ProMed reports are often incorporated into other outbreak warning systems. including those run by the World Health Organization, the Canadian government and the Toronto startup BlueDot. WHO also pools data from HealthMap and other sources.

Computer systems that scan online reports for information about disease outbreaks rely on natural language processing, the same branch of artificial intelligence that helps answer questions posed to a search engine or digital voice assistant.

But the algorithms can only be as effective as the data they are scouring, said Nita Madhav, CEO of San Francisco-based disease monitoring firm Metabiota, which first
notified its clients about the outbreak in early January.

Madhav said that inconsistency in how different agencies report medical data can stymie algorithms. The text-scanning programs extract keywords from online text, but may fumble when organizations variously report new virus cases, cumulative virus cases, or new cases in a given time interval. The potential for confusion means there is almost always still a person involved in reviewing the data.

“There’s still a bit of human in the loop,” Madhav said.

Andrew Beam, a Harvard University epidemiologist, said that scanning online reports for key words can help reveal trends, but the accuracy depends on the quality of the data. He also notes that these techniques are not so novel.
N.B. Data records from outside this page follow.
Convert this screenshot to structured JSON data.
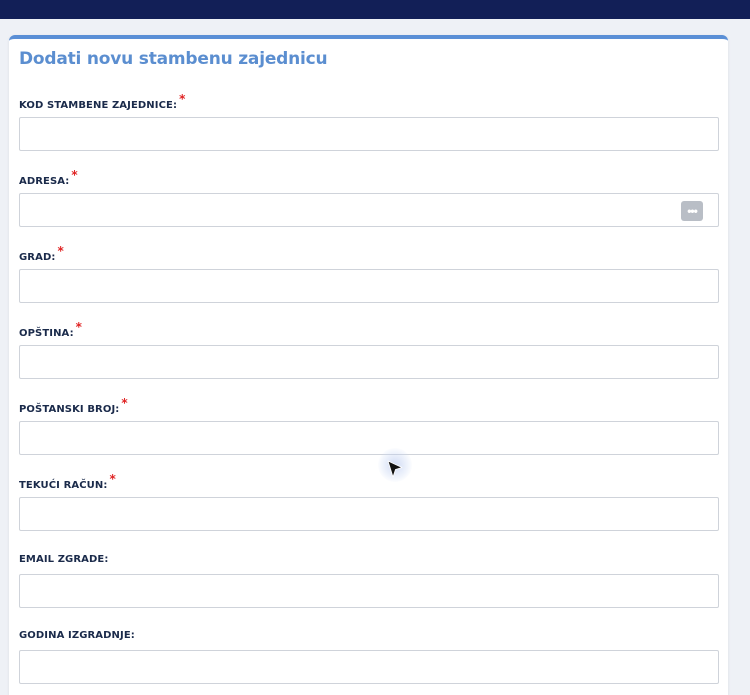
{
  "form": {
    "title": "Dodati novu stambenu zajednicu",
    "fields": [
      {
        "label": "KOD STAMBENE ZAJEDNICE:",
        "required": "*",
        "value": ""
      },
      {
        "label": "ADRESA:",
        "required": "*",
        "value": "",
        "action_icon": "more-options-icon"
      },
      {
        "label": "GRAD:",
        "required": "*",
        "value": ""
      },
      {
        "label": "OPŠTINA:",
        "required": "*",
        "value": ""
      },
      {
        "label": "POŠTANSKI BROJ:",
        "required": "*",
        "value": ""
      },
      {
        "label": "TEKUĆI RAČUN:",
        "required": "*",
        "value": ""
      },
      {
        "label": "EMAIL ZGRADE:",
        "value": ""
      },
      {
        "label": "GODINA IZGRADNJE:",
        "value": ""
      }
    ]
  },
  "colors": {
    "topbar": "#121f57",
    "title": "#5b8ed0",
    "card_accent": "#5a8fd6",
    "required_marker": "#e02424",
    "label": "#1a2a4a"
  }
}
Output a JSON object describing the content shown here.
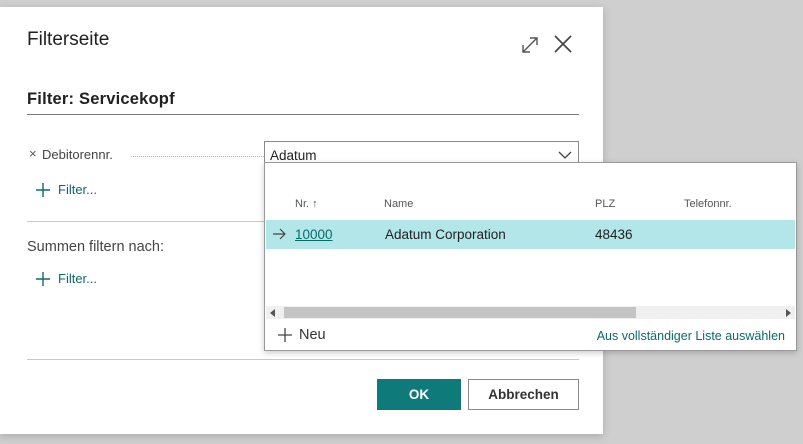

“There is an art to intelligently scraping web sites,” Beam said. “But it’s also Google’s core technology since the 1990s.”

Google itself started its own Flu Trends service to detect outbreaks in 2008 by looking for patterns in search queries about flu symptoms. Experts criticized it for overestimating flu prevalence. Google shut down the website in 2015 and handed its technology to nonprofit organizations such as HealthMap to use Google data to build their own models.

Google is now working with Brownstein’s team on a similar web-based approach for tracking the geographical spread of the tick-borne Lyme disease.

Scientists are also using big data to model possible routes of early disease transmission.